**THE PROBLEM**
Every word of the data below has to be copied faithfully.

(Web page and app entries)
________________

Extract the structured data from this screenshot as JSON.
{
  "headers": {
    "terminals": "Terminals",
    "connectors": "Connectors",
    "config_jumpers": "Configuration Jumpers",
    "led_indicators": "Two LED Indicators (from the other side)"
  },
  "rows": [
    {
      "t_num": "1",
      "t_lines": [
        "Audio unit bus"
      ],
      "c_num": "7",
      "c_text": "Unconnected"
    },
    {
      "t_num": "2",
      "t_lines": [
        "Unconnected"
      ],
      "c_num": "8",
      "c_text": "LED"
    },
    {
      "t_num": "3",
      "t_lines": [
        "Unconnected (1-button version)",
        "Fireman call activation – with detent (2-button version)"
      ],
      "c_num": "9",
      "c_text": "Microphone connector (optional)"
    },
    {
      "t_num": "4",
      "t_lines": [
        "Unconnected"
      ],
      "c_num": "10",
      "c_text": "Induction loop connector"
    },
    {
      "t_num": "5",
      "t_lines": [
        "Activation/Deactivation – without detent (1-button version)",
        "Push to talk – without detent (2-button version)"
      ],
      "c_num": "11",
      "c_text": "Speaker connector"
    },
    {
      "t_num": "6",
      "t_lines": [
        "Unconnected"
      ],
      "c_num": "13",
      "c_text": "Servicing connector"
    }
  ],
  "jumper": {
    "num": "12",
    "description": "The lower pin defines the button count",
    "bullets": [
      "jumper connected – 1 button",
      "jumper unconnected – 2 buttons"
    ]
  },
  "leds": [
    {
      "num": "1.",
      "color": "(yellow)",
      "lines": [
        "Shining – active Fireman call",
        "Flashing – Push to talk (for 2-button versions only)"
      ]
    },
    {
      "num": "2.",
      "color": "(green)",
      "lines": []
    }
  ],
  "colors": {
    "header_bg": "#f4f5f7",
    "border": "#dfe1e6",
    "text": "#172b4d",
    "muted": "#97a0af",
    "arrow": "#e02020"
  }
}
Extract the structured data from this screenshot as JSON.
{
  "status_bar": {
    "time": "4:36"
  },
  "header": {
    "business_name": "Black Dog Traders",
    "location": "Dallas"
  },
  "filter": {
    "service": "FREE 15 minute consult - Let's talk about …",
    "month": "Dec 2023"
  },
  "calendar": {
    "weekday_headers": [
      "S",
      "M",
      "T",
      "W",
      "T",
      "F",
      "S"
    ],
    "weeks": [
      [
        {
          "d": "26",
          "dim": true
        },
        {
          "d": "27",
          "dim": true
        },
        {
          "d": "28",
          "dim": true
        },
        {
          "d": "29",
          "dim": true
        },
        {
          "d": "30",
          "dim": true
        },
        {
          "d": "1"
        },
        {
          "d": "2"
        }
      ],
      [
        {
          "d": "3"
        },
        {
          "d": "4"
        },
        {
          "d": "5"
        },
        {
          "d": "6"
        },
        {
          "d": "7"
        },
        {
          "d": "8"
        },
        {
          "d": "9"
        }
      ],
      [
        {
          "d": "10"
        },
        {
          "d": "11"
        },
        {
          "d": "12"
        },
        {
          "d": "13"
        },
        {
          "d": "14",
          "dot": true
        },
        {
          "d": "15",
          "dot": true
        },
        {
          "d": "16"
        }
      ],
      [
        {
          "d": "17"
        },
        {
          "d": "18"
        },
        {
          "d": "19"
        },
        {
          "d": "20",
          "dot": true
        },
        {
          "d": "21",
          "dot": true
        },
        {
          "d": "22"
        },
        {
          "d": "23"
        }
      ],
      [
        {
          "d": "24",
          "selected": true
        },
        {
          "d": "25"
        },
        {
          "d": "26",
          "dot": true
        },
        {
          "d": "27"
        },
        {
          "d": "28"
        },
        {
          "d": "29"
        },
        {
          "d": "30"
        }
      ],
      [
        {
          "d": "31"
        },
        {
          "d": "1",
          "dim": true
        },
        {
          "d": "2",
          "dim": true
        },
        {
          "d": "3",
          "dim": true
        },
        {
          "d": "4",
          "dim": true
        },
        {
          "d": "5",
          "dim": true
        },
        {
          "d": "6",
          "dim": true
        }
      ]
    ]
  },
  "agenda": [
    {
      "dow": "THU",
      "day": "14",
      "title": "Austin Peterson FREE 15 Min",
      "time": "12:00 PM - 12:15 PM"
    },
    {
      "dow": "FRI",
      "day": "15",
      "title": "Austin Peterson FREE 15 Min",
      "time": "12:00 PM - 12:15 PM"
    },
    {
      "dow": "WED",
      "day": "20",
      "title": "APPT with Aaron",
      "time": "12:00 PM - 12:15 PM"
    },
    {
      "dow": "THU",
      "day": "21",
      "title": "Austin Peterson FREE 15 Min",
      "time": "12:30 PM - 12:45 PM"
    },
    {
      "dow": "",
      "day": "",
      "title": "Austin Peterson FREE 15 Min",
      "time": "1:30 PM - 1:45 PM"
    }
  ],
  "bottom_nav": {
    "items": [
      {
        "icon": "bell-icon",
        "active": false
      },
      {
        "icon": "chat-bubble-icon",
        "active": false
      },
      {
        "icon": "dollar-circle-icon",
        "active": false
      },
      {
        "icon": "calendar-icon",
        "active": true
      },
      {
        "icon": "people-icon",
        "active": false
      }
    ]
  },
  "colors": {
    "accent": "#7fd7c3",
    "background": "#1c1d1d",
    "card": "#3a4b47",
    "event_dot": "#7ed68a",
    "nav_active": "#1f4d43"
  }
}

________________

**RESULT OF THE TASK**
Extract the structured data from this screenshot as JSON.
{
  "headers": {
    "terminals": "Terminals",
    "connectors": "Connectors",
    "config_jumpers": "Configuration Jumpers",
    "led_indicators": "Two LED Indicators (from the other side)"
  },
  "rows": [
    {
      "t_num": "1",
      "t_lines": [
        "Audio unit bus"
      ],
      "c_num": "7",
      "c_text": "Unconnected"
    },
    {
      "t_num": "2",
      "t_lines": [
        "Unconnected"
      ],
      "c_num": "8",
      "c_text": "LED"
    },
    {
      "t_num": "3",
      "t_lines": [
        "Unconnected (1-button version)",
        "Fireman call activation – with detent (2-button version)"
      ],
      "c_num": "9",
      "c_text": "Microphone connector (optional)"
    },
    {
      "t_num": "4",
      "t_lines": [
        "Unconnected"
      ],
      "c_num": "10",
      "c_text": "Induction loop connector"
    },
    {
      "t_num": "5",
      "t_lines": [
        "Activation/Deactivation – without detent (1-button version)",
        "Push to talk – without detent (2-button version)"
      ],
      "c_num": "11",
      "c_text": "Speaker connector"
    },
    {
      "t_num": "6",
      "t_lines": [
        "Unconnected"
      ],
      "c_num": "13",
      "c_text": "Servicing connector"
    }
  ],
  "jumper": {
    "num": "12",
    "description": "The lower pin defines the button count",
    "bullets": [
      "jumper connected – 1 button",
      "jumper unconnected – 2 buttons"
    ]
  },
  "leds": [
    {
      "num": "1.",
      "color": "(yellow)",
      "lines": [
        "Shining – active Fireman call",
        "Flashing – Push to talk (for 2-button versions only)"
      ]
    },
    {
      "num": "2.",
      "color": "(green)",
      "lines": []
    }
  ],
  "colors": {
    "header_bg": "#f4f5f7",
    "border": "#dfe1e6",
    "text": "#172b4d",
    "muted": "#97a0af",
    "arrow": "#e02020"
  }
}
Extract the structured data from this screenshot as JSON.
{
  "status_bar": {
    "time": "4:36"
  },
  "header": {
    "business_name": "Black Dog Traders",
    "location": "Dallas"
  },
  "filter": {
    "service": "FREE 15 minute consult - Let's talk about …",
    "month": "Dec 2023"
  },
  "calendar": {
    "weekday_headers": [
      "S",
      "M",
      "T",
      "W",
      "T",
      "F",
      "S"
    ],
    "weeks": [
      [
        {
          "d": "26",
          "dim": true
        },
        {
          "d": "27",
          "dim": true
        },
        {
          "d": "28",
          "dim": true
        },
        {
          "d": "29",
          "dim": true
        },
        {
          "d": "30",
          "dim": true
        },
        {
          "d": "1"
        },
        {
          "d": "2"
        }
      ],
      [
        {
          "d": "3"
        },
        {
          "d": "4"
        },
        {
          "d": "5"
        },
        {
          "d": "6"
        },
        {
          "d": "7"
        },
        {
          "d": "8"
        },
        {
          "d": "9"
        }
      ],
      [
        {
          "d": "10"
        },
        {
          "d": "11"
        },
        {
          "d": "12"
        },
        {
          "d": "13"
        },
        {
          "d": "14",
          "dot": true
        },
        {
          "d": "15",
          "dot": true
        },
        {
          "d": "16"
        }
      ],
      [
        {
          "d": "17"
        },
        {
          "d": "18"
        },
        {
          "d": "19"
        },
        {
          "d": "20",
          "dot": true
        },
        {
          "d": "21",
          "dot": true
        },
        {
          "d": "22"
        },
        {
          "d": "23"
        }
      ],
      [
        {
          "d": "24",
          "selected": true
        },
        {
          "d": "25"
        },
        {
          "d": "26",
          "dot": true
        },
        {
          "d": "27"
        },
        {
          "d": "28"
        },
        {
          "d": "29"
        },
        {
          "d": "30"
        }
      ],
      [
        {
          "d": "31"
        },
        {
          "d": "1",
          "dim": true
        },
        {
          "d": "2",
          "dim": true
        },
        {
          "d": "3",
          "dim": true
        },
        {
          "d": "4",
          "dim": true
        },
        {
          "d": "5",
          "dim": true
        },
        {
          "d": "6",
          "dim": true
        }
      ]
    ]
  },
  "agenda": [
    {
      "dow": "THU",
      "day": "14",
      "title": "Austin Peterson FREE 15 Min",
      "time": "12:00 PM - 12:15 PM"
    },
    {
      "dow": "FRI",
      "day": "15",
      "title": "Austin Peterson FREE 15 Min",
      "time": "12:00 PM - 12:15 PM"
    },
    {
      "dow": "WED",
      "day": "20",
      "title": "APPT with Aaron",
      "time": "12:00 PM - 12:15 PM"
    },
    {
      "dow": "THU",
      "day": "21",
      "title": "Austin Peterson FREE 15 Min",
      "time": "12:30 PM - 12:45 PM"
    },
    {
      "dow": "",
      "day": "",
      "title": "Austin Peterson FREE 15 Min",
      "time": "1:30 PM - 1:45 PM"
    }
  ],
  "bottom_nav": {
    "items": [
      {
        "icon": "bell-icon",
        "active": false
      },
      {
        "icon": "chat-bubble-icon",
        "active": false
      },
      {
        "icon": "dollar-circle-icon",
        "active": false
      },
      {
        "icon": "calendar-icon",
        "active": true
      },
      {
        "icon": "people-icon",
        "active": false
      }
    ]
  },
  "colors": {
    "accent": "#7fd7c3",
    "background": "#1c1d1d",
    "card": "#3a4b47",
    "event_dot": "#7ed68a",
    "nav_active": "#1f4d43"
  }
}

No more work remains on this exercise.